I wanted to create a book that I wished that I had when I was little: A book about adventure and tech that featured a girl as the lead.
What have you enjoyed most about sharing your Ada Lace books with young readers?
Meeting kids who dress up like Ada or simply astronauts at my book signings. Seeing first-hand how a book can inspire a kid to obsess about space and science, at least for a little while, is heart warming.
What was the transition like to go from scientist to science communicator?
It takes a different set of skills, that’s for sure. Knowing the science is only half the battle of being a science communicator. There was a learning curve — figuring out how to ~act natural~ on television, finding STEM projects that translate well for a TV audience, becoming a professional public speaker — it took thousands of hours of practice (and many failed attempts along the way!)
What challenges have you had to overcome in your career as a female scientist and TV host?
Science TV hosting is a male dominated field. So I went from one male dominated field to another. You encounter some of the same issues — people underestimating your intelligence, or assuming I’m just a “talking head.” One female scientist I interviewed asked me, “How’d you go from MIT to being a talking head?” after I had just completed an interview with her that I wrote myself for a TV show that I was the Executive Producer of.
Xploration Outer Space is such a cool show. Can you talk a little about what it’s like to be the host and executive producer of such a fun and influential show?
It’s an incredible opportunity. I love seeing the different sides of television production and I’m lucky to work with talented people who make everything come together. As an aerospace engineer, I love being able to ask some of the smartest people in this industry any question I like.
What was your favorite part about being a correspondent for Bill Nye Saves the World?
Having the opportunity to watch Bill Nye be a master of his craft. He’s a great comedian and performer, and he knows his science — to watch those skillsets swirl together is pure magic.
What drives you as a STEM advocate and science communicator?
We live in an increasingly technological society and it’s important that citizens of every country are aware of how science and technology are impacting them and their family’s lives. It’s also fun to learn about science! It’s the language of nature. Being able to understand why the sky is blue and how planes are able to fly – how cool is that?
You travel all over the globe for your work. Do you have any particular place or adventure that stands out in your mind?
My favorite vacation spot is the Amalfi Coast in Italy. Can’t beat the views, food, and the wine! 😊
What advice do you have for girls (middle and high school) who want to go into STEM or into SciComm?
Practice SciComm every chance you get. It takes a long time to find the best way to communicate something — and you’ll need to use different strategies for different people. You need to start building your speaking and writing skills. And if you want to be a YouTuber you’ll also need to practice your videography and editing skills. The people who you follow who are famous at this stuff — they’ve been doing it for years!

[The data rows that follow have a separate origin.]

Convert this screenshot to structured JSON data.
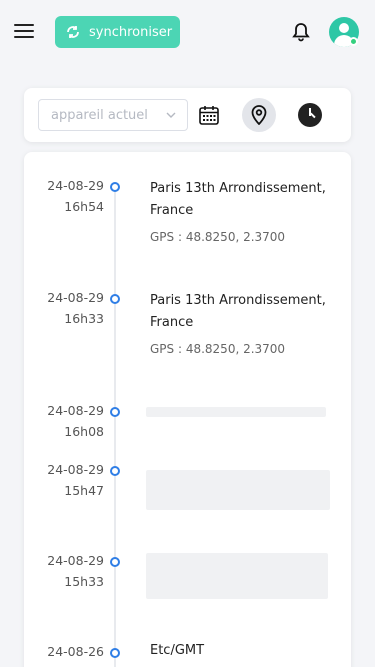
{
  "header": {
    "sync_label": "synchroniser"
  },
  "filters": {
    "device_placeholder": "appareil actuel"
  },
  "timeline": [
    {
      "date": "24-08-29",
      "time": "16h54",
      "place": "Paris 13th Arrondissement, France",
      "gps": "GPS :  48.8250, 2.3700"
    },
    {
      "date": "24-08-29",
      "time": "16h33",
      "place": "Paris 13th Arrondissement, France",
      "gps": "GPS :  48.8250, 2.3700"
    },
    {
      "date": "24-08-29",
      "time": "16h08",
      "place": "",
      "gps": ""
    },
    {
      "date": "24-08-29",
      "time": "15h47",
      "place": "",
      "gps": ""
    },
    {
      "date": "24-08-29",
      "time": "15h33",
      "place": "",
      "gps": ""
    },
    {
      "date": "24-08-26",
      "time": "",
      "place": "Etc/GMT",
      "gps": ""
    }
  ],
  "colors": {
    "accent": "#4cd5b4",
    "timeline_dot": "#2f7ee6",
    "status_online": "#35d07f"
  }
}
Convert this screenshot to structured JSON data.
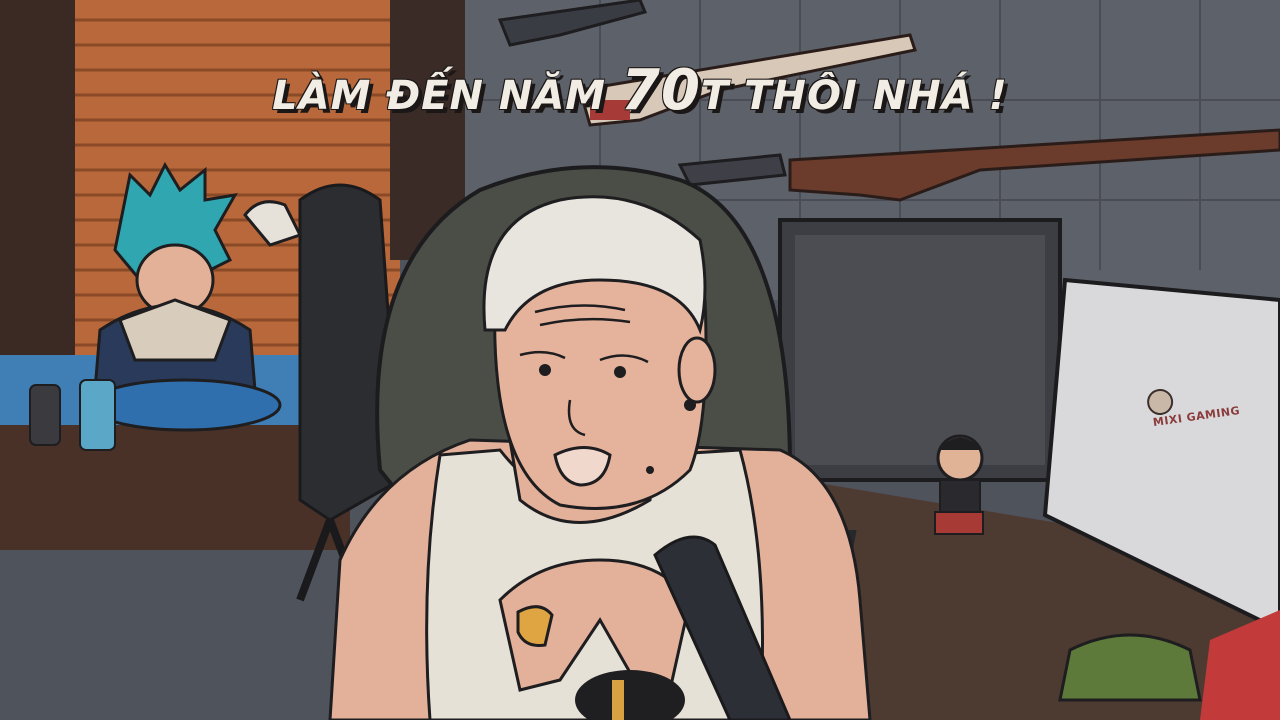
{
  "caption": {
    "part1": "LÀM ĐẾN NĂM ",
    "part2": "70",
    "part3": "T THÔI NHÁ !"
  },
  "monitor_logo": {
    "text": "MIXI GAMING"
  },
  "colors": {
    "caption_fill": "#f2ede4",
    "caption_outline": "#1b1716",
    "wall": "#5a5e67",
    "blinds": "#b8683a",
    "shirt": "#e6e1d6",
    "skin": "#e5b39c",
    "hair": "#e8e4de"
  }
}
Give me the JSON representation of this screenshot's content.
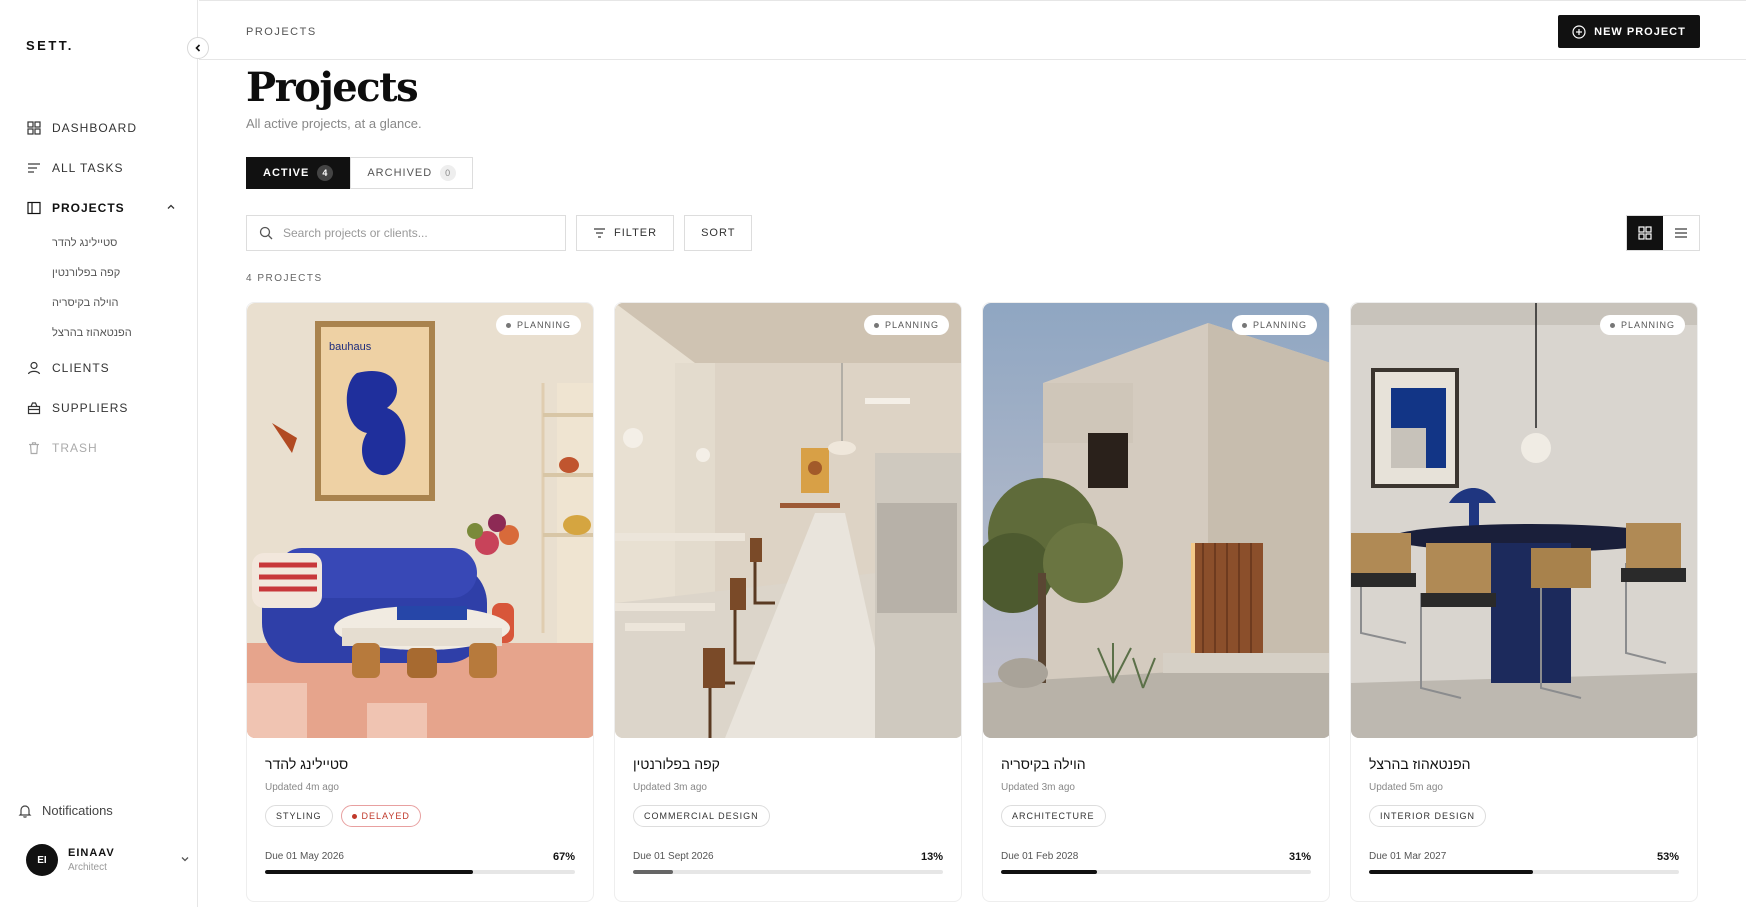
{
  "app": {
    "logo": "SETT."
  },
  "sidebar": {
    "items": [
      {
        "label": "DASHBOARD",
        "icon": "grid-icon"
      },
      {
        "label": "ALL TASKS",
        "icon": "list-icon"
      },
      {
        "label": "PROJECTS",
        "icon": "layout-icon",
        "active": true
      },
      {
        "label": "CLIENTS",
        "icon": "user-icon"
      },
      {
        "label": "SUPPLIERS",
        "icon": "basket-icon"
      },
      {
        "label": "TRASH",
        "icon": "trash-icon"
      }
    ],
    "projects": [
      "סטיילינג להדר",
      "קפה בפלורנטין",
      "הוילה בקיסריה",
      "הפנטאהוז בהרצל"
    ],
    "notifications": "Notifications",
    "user": {
      "initials": "EI",
      "name": "EINAAV",
      "role": "Architect"
    }
  },
  "header": {
    "breadcrumb": "PROJECTS",
    "new_project": "NEW PROJECT"
  },
  "page": {
    "title": "Projects",
    "subtitle": "All active projects, at a glance."
  },
  "tabs": [
    {
      "label": "ACTIVE",
      "count": "4"
    },
    {
      "label": "ARCHIVED",
      "count": "0"
    }
  ],
  "toolbar": {
    "search_placeholder": "Search projects or clients...",
    "filter": "FILTER",
    "sort": "SORT"
  },
  "projects_count": "4 PROJECTS",
  "cards": [
    {
      "title": "סטיילינג להדר",
      "updated": "Updated 4m ago",
      "status": "PLANNING",
      "tags": [
        "STYLING"
      ],
      "delayed": "DELAYED",
      "due": "Due 01 May 2026",
      "progress": "67%",
      "progress_value": 0.67
    },
    {
      "title": "קפה בפלורנטין",
      "updated": "Updated 3m ago",
      "status": "PLANNING",
      "tags": [
        "COMMERCIAL DESIGN"
      ],
      "due": "Due 01 Sept 2026",
      "progress": "13%",
      "progress_value": 0.13
    },
    {
      "title": "הוילה בקיסריה",
      "updated": "Updated 3m ago",
      "status": "PLANNING",
      "tags": [
        "ARCHITECTURE"
      ],
      "due": "Due 01 Feb 2028",
      "progress": "31%",
      "progress_value": 0.31
    },
    {
      "title": "הפנטאהוז בהרצל",
      "updated": "Updated 5m ago",
      "status": "PLANNING",
      "tags": [
        "INTERIOR DESIGN"
      ],
      "due": "Due 01 Mar 2027",
      "progress": "53%",
      "progress_value": 0.53
    }
  ]
}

Everything takes practice.
Who are some of your favorite scientists and science communicators (historical or present day)?
I’m a fan of the female computers who helped NASA reach the moon (like the ones in Hidden Figures!) and literally any woman in history who did STEM when the entire world was telling her it wasn’t for women. Today, I am inspired by women like Dianna Cowern, Simone Giertz, Vanessa Hill, Anna Rothschild, Emily Graslie, Alie Ward and so many more women who are combining their love of STEM with creativity and creating content that people love.
What activities/hobbies do you enjoy in your spare time?
Traveling (when I’m not traveling for work, I love traveling for fun!), and reading trashy thriller novels.
When, realistically, do you think humans will land on Mars?
Early 2030’s hopefully?
Do you have any favorite fictional scientist characters in books/movies/other art forms?
Hermione Granger — can I consider her a scientist?
If you were a superhero, what would your go-to wearable tech device be?
Google Translate earpiece — understand every language in the world!